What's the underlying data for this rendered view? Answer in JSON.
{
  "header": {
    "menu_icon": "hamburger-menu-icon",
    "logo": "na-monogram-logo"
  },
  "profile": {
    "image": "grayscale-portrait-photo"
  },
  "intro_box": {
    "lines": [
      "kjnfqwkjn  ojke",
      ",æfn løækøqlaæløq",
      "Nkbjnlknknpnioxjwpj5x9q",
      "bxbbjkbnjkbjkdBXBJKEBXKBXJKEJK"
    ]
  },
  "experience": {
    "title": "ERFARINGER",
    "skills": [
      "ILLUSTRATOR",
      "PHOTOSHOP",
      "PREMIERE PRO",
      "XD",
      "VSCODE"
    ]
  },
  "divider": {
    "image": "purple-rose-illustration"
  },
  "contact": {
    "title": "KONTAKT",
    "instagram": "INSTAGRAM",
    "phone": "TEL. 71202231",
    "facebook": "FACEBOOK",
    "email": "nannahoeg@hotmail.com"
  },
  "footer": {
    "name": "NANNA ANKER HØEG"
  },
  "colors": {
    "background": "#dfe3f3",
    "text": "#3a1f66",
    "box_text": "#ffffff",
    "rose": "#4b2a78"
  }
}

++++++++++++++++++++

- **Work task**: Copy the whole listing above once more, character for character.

- **Reply to the exercise**:
What's the underlying data for this rendered view? Answer in JSON.
{
  "header": {
    "menu_icon": "hamburger-menu-icon",
    "logo": "na-monogram-logo"
  },
  "profile": {
    "image": "grayscale-portrait-photo"
  },
  "intro_box": {
    "lines": [
      "kjnfqwkjn  ojke",
      ",æfn løækøqlaæløq",
      "Nkbjnlknknpnioxjwpj5x9q",
      "bxbbjkbnjkbjkdBXBJKEBXKBXJKEJK"
    ]
  },
  "experience": {
    "title": "ERFARINGER",
    "skills": [
      "ILLUSTRATOR",
      "PHOTOSHOP",
      "PREMIERE PRO",
      "XD",
      "VSCODE"
    ]
  },
  "divider": {
    "image": "purple-rose-illustration"
  },
  "contact": {
    "title": "KONTAKT",
    "instagram": "INSTAGRAM",
    "phone": "TEL. 71202231",
    "facebook": "FACEBOOK",
    "email": "nannahoeg@hotmail.com"
  },
  "footer": {
    "name": "NANNA ANKER HØEG"
  },
  "colors": {
    "background": "#dfe3f3",
    "text": "#3a1f66",
    "box_text": "#ffffff",
    "rose": "#4b2a78"
  }
}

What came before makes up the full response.